Monitoring carried out after these guidelines were issued has revealed that many Prefectures have begun to cooperate with chambers of commerce and municipalities; this cooperation allows for more incisive checks into corporate changes involving economic activities that are most at risk of criminal infiltration, especially commercial establishments and the tourism-hotel industry. In the same context, SACE [Italian Export Credit Agency] has signed a memorandum of understanding with the Italian Ministry of Economy and Finance to ensure that the guarantee system for banks providing financing to companies is fully operational, thereby preventing any public funds from benefiting economic operators suspected of being under the influence of criminals. A similar agreement has been signed between the Italian Ministry of Economy and Finance and the Italian Revenue Agency.
Moving on to tourism, this morning I mentioned the fact that a number of businesses may not reopen after the pandemic, but one industry that certainly will reopen is tourism. It is therefore not a waste of money to invest in and support tourism, because we will see that money return.
For a country like Italy where the tourism industry is so important, this is, of course, a crucial issue. Measures must be implemented to prevent tourism companies from going bankrupt and to help workers in this industry protect their levels of income. It is clear that overcoming the pandemic is the best way of supporting the tourism industry, but we must prevent companies from collapsing right now, as this would lead to a loss of what is essentially human capital.

The points raised today reflect an awareness of the health, economic, social, educational and cultural disaster.

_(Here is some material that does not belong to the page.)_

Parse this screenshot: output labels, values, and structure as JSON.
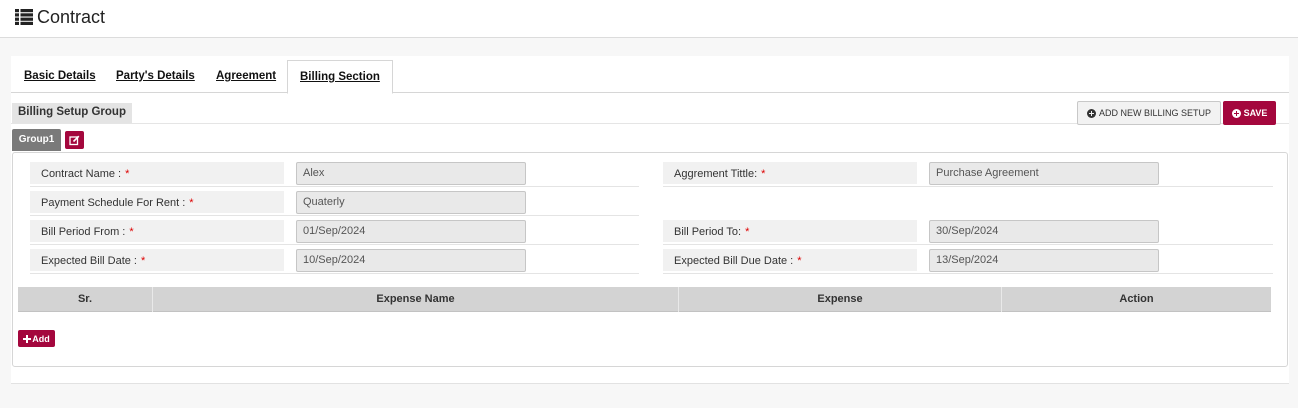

Basing itself on this awareness, this Government shall build its credibility through concrete actions.
I want to thank you for the appreciation you have shown me, even though this must also be justified and validated through the actions of my Government. 
Thank you. 

[Courtesy translation]